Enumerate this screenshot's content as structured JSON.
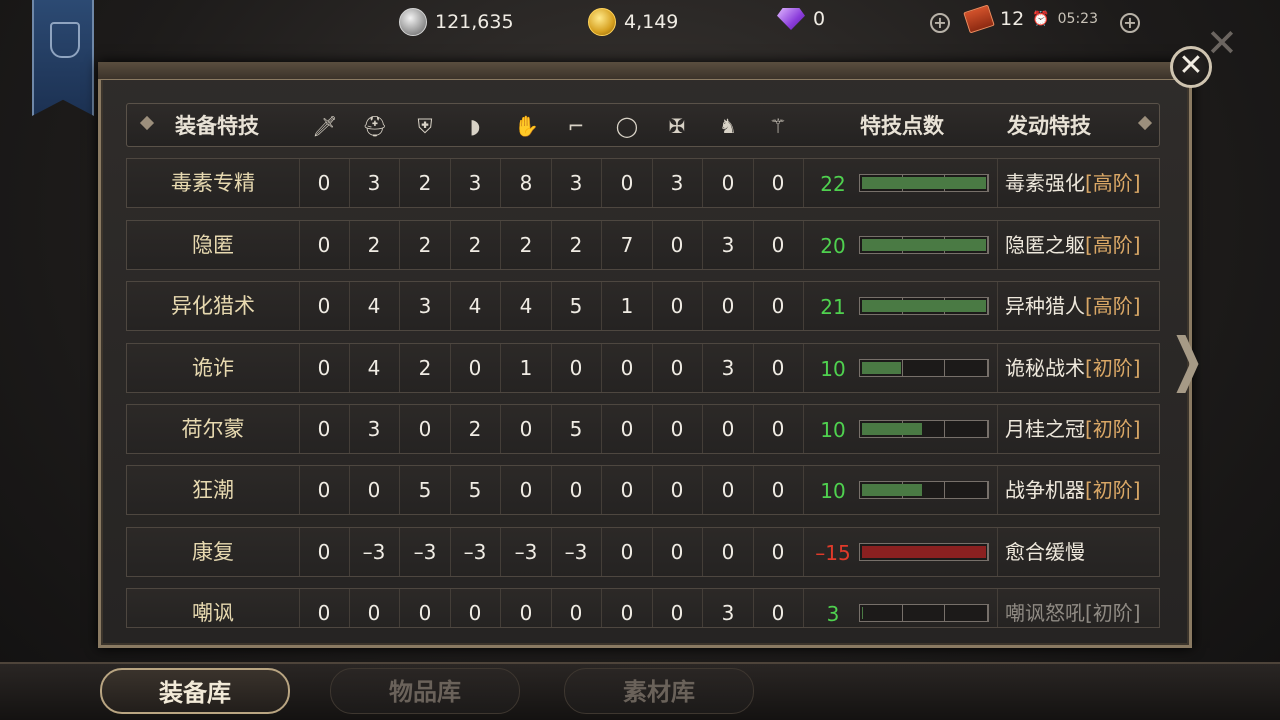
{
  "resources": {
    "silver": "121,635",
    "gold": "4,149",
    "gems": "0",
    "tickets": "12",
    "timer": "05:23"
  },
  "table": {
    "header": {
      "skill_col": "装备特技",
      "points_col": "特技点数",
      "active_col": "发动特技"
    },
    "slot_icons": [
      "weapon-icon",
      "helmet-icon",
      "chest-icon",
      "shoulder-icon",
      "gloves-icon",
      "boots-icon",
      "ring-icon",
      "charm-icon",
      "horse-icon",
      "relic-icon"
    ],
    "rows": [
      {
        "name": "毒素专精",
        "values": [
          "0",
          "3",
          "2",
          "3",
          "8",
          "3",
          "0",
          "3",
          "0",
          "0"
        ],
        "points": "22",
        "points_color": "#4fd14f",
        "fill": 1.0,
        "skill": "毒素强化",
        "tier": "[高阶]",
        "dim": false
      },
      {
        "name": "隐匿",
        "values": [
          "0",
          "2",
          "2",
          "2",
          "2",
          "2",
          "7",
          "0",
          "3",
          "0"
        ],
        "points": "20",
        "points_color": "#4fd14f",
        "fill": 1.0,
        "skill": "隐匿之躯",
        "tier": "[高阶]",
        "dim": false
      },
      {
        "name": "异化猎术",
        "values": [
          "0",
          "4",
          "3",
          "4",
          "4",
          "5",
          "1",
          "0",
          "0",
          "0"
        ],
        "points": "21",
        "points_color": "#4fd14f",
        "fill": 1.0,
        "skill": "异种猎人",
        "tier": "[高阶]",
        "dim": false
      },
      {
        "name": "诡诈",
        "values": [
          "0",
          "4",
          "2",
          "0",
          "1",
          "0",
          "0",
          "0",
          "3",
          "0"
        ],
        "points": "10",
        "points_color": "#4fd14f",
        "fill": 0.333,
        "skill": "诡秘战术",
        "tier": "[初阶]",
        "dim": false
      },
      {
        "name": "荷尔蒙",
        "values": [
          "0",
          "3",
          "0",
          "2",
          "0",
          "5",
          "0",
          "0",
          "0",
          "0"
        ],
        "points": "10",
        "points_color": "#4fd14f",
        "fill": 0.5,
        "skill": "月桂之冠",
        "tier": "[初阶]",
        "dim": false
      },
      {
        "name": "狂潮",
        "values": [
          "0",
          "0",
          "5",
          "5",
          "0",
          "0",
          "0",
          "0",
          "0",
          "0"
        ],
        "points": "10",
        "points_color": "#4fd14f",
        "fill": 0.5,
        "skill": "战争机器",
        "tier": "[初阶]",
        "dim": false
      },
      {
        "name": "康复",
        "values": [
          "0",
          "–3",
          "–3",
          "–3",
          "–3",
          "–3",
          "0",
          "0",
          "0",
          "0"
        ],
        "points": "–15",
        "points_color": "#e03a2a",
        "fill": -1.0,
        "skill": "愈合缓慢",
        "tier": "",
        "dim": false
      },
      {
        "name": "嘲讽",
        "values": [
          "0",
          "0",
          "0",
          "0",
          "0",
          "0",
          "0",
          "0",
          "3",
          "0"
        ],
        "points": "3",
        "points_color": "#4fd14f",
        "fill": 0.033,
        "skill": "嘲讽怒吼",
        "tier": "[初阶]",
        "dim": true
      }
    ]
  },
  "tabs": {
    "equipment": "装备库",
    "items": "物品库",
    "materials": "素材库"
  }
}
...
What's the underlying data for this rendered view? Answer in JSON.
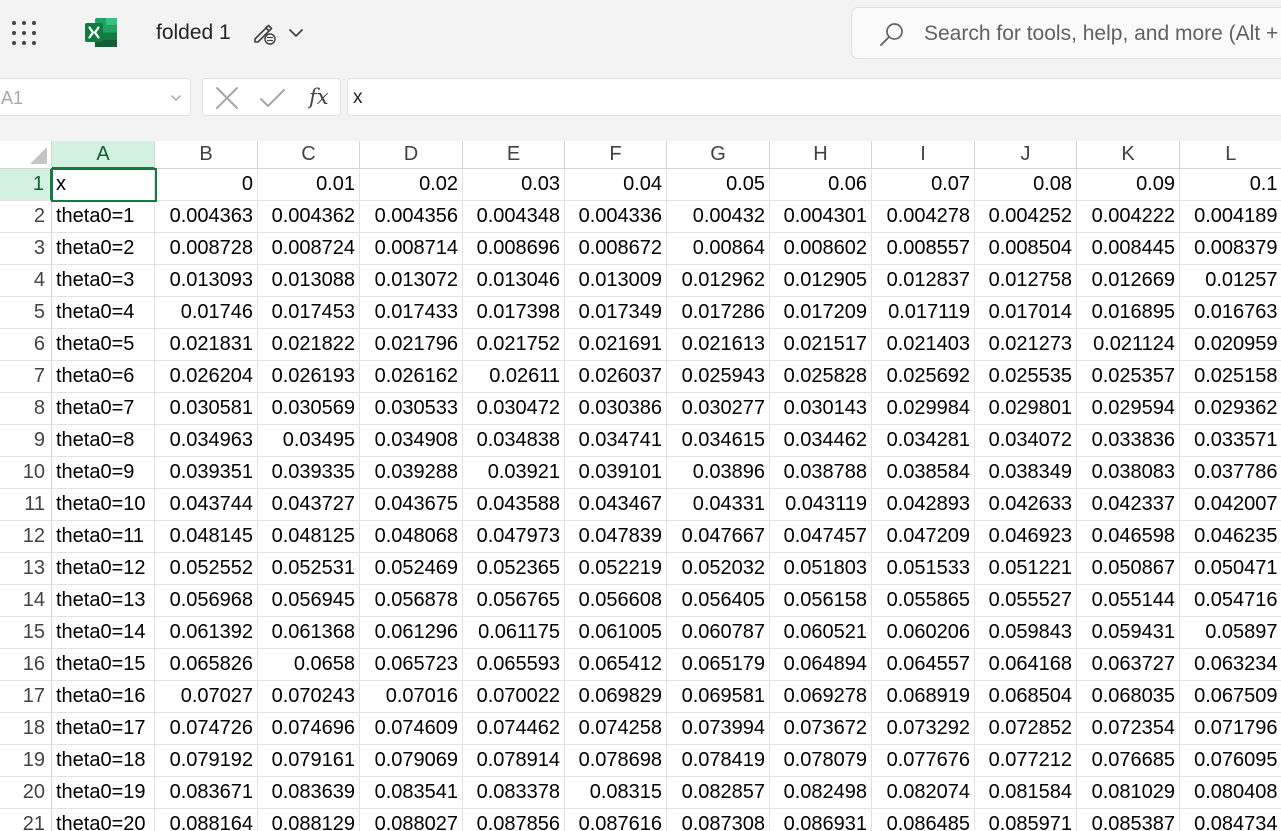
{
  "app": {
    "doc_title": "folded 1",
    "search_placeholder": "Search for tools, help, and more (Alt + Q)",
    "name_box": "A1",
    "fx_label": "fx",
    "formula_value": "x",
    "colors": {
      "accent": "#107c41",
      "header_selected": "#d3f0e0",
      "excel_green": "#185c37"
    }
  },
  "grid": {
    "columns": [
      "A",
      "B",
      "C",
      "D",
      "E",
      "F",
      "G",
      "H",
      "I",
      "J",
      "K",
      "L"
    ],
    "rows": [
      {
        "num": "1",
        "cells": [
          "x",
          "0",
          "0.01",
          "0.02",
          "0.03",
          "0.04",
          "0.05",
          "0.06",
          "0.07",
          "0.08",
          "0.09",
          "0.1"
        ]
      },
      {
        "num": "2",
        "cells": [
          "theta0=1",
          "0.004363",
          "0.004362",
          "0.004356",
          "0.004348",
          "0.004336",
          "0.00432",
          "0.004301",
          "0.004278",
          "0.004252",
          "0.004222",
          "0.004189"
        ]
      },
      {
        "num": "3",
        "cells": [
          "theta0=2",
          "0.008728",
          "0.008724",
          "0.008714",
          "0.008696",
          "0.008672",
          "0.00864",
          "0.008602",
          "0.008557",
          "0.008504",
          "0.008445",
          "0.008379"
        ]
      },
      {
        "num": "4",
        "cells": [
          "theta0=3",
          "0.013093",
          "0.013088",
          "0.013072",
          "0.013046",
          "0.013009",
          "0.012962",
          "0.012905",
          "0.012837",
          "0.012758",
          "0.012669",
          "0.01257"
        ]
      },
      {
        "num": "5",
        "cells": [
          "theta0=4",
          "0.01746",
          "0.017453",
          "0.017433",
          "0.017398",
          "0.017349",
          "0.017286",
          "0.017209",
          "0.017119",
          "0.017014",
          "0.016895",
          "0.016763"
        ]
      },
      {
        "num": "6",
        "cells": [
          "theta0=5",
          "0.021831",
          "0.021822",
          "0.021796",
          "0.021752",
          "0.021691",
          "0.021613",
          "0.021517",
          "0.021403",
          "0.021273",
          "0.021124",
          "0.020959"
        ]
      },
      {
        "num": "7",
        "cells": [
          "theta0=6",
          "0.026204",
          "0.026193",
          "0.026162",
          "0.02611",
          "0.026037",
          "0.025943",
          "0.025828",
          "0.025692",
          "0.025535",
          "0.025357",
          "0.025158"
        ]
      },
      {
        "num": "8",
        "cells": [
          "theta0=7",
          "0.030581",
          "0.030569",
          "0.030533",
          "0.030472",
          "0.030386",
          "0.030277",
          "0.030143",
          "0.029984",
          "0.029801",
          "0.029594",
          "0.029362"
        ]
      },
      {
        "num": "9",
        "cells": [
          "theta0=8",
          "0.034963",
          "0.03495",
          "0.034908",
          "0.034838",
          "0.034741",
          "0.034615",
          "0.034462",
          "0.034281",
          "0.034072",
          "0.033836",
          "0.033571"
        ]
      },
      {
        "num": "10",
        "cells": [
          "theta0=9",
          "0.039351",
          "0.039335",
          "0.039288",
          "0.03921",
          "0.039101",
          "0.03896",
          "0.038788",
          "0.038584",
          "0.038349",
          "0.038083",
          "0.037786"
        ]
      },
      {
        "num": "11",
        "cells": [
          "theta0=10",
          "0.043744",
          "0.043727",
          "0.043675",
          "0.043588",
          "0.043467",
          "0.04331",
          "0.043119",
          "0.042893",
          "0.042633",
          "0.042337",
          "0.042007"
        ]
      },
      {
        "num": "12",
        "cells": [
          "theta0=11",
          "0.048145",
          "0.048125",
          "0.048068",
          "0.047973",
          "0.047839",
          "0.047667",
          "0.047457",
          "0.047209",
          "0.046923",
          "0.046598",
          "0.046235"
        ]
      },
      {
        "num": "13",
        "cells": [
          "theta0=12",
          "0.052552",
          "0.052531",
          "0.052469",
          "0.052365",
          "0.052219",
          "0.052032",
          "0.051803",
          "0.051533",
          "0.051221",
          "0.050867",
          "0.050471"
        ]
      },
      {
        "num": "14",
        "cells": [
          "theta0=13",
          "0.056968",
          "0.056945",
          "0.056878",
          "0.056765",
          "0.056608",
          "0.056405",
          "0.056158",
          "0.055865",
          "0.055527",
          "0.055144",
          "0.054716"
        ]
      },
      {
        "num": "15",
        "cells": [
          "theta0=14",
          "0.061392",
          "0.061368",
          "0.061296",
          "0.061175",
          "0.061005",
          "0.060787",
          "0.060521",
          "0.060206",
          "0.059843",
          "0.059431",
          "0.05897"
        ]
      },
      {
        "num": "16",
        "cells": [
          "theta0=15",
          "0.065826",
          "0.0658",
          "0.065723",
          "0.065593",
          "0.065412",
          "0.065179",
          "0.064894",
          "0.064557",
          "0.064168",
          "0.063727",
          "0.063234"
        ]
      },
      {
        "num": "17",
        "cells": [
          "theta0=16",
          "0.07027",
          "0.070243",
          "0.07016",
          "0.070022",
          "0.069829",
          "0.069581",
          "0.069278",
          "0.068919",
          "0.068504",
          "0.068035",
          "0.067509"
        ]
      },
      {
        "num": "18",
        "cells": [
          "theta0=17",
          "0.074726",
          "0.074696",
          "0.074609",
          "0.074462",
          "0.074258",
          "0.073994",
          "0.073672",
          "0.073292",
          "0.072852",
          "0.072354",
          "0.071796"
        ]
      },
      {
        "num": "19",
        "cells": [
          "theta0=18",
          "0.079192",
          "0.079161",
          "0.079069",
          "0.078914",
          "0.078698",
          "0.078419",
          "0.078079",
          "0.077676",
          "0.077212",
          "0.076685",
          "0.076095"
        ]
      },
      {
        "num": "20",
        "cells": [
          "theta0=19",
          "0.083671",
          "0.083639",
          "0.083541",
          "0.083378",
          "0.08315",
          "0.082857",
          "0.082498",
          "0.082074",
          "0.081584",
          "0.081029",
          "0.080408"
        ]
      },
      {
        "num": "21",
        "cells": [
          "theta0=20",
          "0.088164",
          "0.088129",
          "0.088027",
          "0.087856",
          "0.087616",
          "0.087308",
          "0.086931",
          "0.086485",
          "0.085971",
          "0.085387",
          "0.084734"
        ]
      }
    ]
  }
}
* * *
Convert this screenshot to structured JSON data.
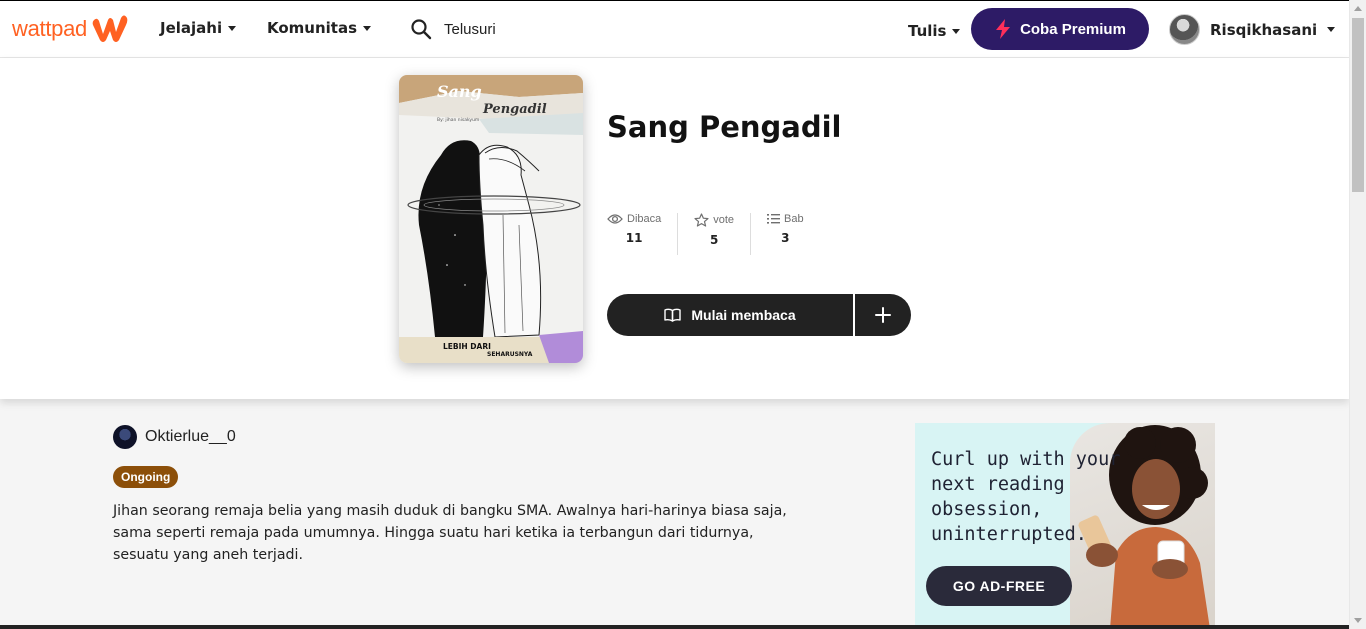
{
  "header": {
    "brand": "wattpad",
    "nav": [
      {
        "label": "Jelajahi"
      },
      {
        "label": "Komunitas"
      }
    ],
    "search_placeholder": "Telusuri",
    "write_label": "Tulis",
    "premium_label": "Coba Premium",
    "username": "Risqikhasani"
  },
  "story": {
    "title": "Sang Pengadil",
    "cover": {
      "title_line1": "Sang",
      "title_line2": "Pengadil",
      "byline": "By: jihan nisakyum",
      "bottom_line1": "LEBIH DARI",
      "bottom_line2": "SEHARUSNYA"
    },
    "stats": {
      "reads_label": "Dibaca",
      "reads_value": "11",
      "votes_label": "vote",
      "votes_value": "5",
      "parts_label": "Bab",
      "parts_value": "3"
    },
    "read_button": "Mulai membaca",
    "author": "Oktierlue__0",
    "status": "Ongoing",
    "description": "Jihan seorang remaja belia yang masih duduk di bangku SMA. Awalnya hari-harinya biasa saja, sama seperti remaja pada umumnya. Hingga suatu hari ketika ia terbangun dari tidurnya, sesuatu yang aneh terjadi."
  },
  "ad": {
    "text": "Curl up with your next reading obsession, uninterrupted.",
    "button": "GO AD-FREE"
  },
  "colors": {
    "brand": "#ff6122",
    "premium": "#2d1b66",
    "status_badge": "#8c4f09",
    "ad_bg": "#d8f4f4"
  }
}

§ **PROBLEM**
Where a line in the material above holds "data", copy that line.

§ **REPLY TO THE TASK**
What's the underlying data for this rendered view? Answer in JSON.
Convert this screenshot to structured JSON data.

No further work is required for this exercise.